Every year in June the South Tyrolean summits, also in the area of Lake Caldaro, are illuminated by the traditional mountain fires.
On the first Sunday after the Feast of Corpus Christi in June, every year fires are lit on the South Tyrolean peaks and Alpine pastures. These mountain fires remember the pledge given to the Heart of Jesus and have their origins in the Tyrolean freedom fights: in fact, in 1796 Napoleon’s troops were trying to invade the country, so the Tyrolean representatives promised to entrust the country to the “Sacred Heart of Jesus” if they would be saved.

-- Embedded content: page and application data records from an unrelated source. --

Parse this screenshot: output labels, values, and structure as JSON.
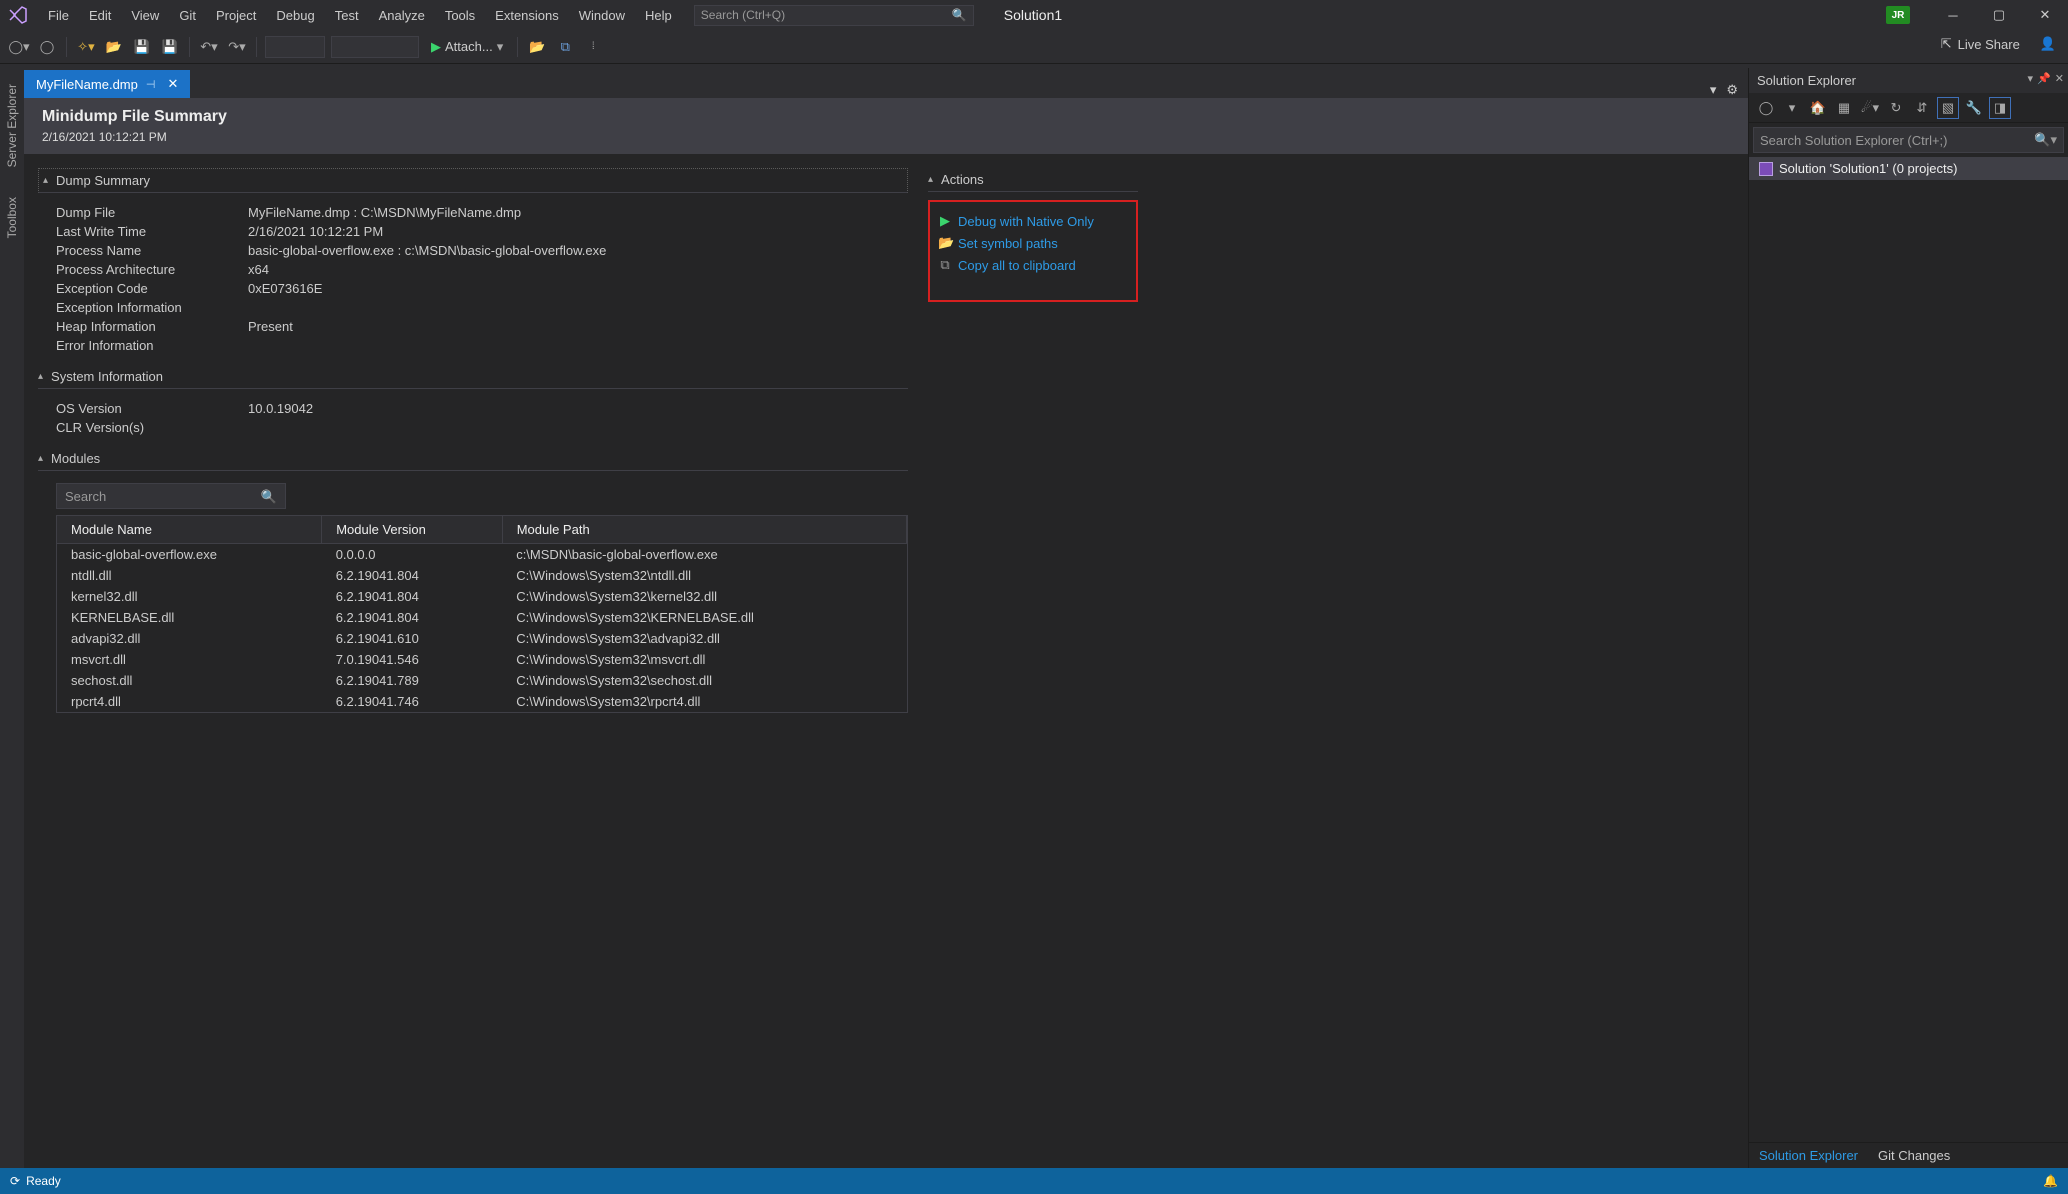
{
  "menu": [
    "File",
    "Edit",
    "View",
    "Git",
    "Project",
    "Debug",
    "Test",
    "Analyze",
    "Tools",
    "Extensions",
    "Window",
    "Help"
  ],
  "quick_search_placeholder": "Search (Ctrl+Q)",
  "solution_name": "Solution1",
  "user_initials": "JR",
  "toolbar": {
    "attach_label": "Attach...",
    "liveshare": "Live Share"
  },
  "left_rail": [
    "Server Explorer",
    "Toolbox"
  ],
  "doc_tab": {
    "name": "MyFileName.dmp"
  },
  "dump_header": {
    "title": "Minidump File Summary",
    "date": "2/16/2021 10:12:21 PM"
  },
  "sections": {
    "dump_summary": "Dump Summary",
    "system_info": "System Information",
    "modules": "Modules",
    "actions": "Actions"
  },
  "dump_info": [
    {
      "label": "Dump File",
      "value": "MyFileName.dmp : C:\\MSDN\\MyFileName.dmp"
    },
    {
      "label": "Last Write Time",
      "value": "2/16/2021 10:12:21 PM"
    },
    {
      "label": "Process Name",
      "value": "basic-global-overflow.exe : c:\\MSDN\\basic-global-overflow.exe"
    },
    {
      "label": "Process Architecture",
      "value": "x64"
    },
    {
      "label": "Exception Code",
      "value": "0xE073616E"
    },
    {
      "label": "Exception Information",
      "value": ""
    },
    {
      "label": "Heap Information",
      "value": "Present"
    },
    {
      "label": "Error Information",
      "value": ""
    }
  ],
  "sys_info": [
    {
      "label": "OS Version",
      "value": "10.0.19042"
    },
    {
      "label": "CLR Version(s)",
      "value": ""
    }
  ],
  "mod_search_placeholder": "Search",
  "mod_columns": [
    "Module Name",
    "Module Version",
    "Module Path"
  ],
  "modules": [
    {
      "name": "basic-global-overflow.exe",
      "ver": "0.0.0.0",
      "path": "c:\\MSDN\\basic-global-overflow.exe"
    },
    {
      "name": "ntdll.dll",
      "ver": "6.2.19041.804",
      "path": "C:\\Windows\\System32\\ntdll.dll"
    },
    {
      "name": "kernel32.dll",
      "ver": "6.2.19041.804",
      "path": "C:\\Windows\\System32\\kernel32.dll"
    },
    {
      "name": "KERNELBASE.dll",
      "ver": "6.2.19041.804",
      "path": "C:\\Windows\\System32\\KERNELBASE.dll"
    },
    {
      "name": "advapi32.dll",
      "ver": "6.2.19041.610",
      "path": "C:\\Windows\\System32\\advapi32.dll"
    },
    {
      "name": "msvcrt.dll",
      "ver": "7.0.19041.546",
      "path": "C:\\Windows\\System32\\msvcrt.dll"
    },
    {
      "name": "sechost.dll",
      "ver": "6.2.19041.789",
      "path": "C:\\Windows\\System32\\sechost.dll"
    },
    {
      "name": "rpcrt4.dll",
      "ver": "6.2.19041.746",
      "path": "C:\\Windows\\System32\\rpcrt4.dll"
    }
  ],
  "actions": [
    {
      "kind": "play",
      "label": "Debug with Native Only"
    },
    {
      "kind": "folder",
      "label": "Set symbol paths"
    },
    {
      "kind": "copy",
      "label": "Copy all to clipboard"
    }
  ],
  "solution_explorer": {
    "title": "Solution Explorer",
    "search_placeholder": "Search Solution Explorer (Ctrl+;)",
    "root": "Solution 'Solution1' (0 projects)"
  },
  "bottom_tabs": [
    "Solution Explorer",
    "Git Changes"
  ],
  "status": {
    "text": "Ready"
  }
}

Surprisingly, the Tyrolean troops won the battles, and from that day on every 3rd Sunday after Pentecost fires in form of Christian symbols have been lit on the Tyrolean mountains, called “Herz-Jesu-Feuer” in German language. Before the famous Bergisel battle against the French and the Bavarians in 1809, the Tyrolean freedom fighter Andreas Hofer remembered and renewed the vow. Once again the Tyroleans won, and the Sacred Heart Sunday became a high holiday.
The custom of the mountain fires, however, dates back to ancient times and the solstice bonfires, or St. John’s Eve Fires. They were mentioned for the first time in written documents in the 12th century. Still today the Sacred Heart weekend is celebrated with the traditional fires, lit on the peaks also around Caldaro and Termeno, such as Mt. Penegal, Mt. Mendola and Mt. Macaion.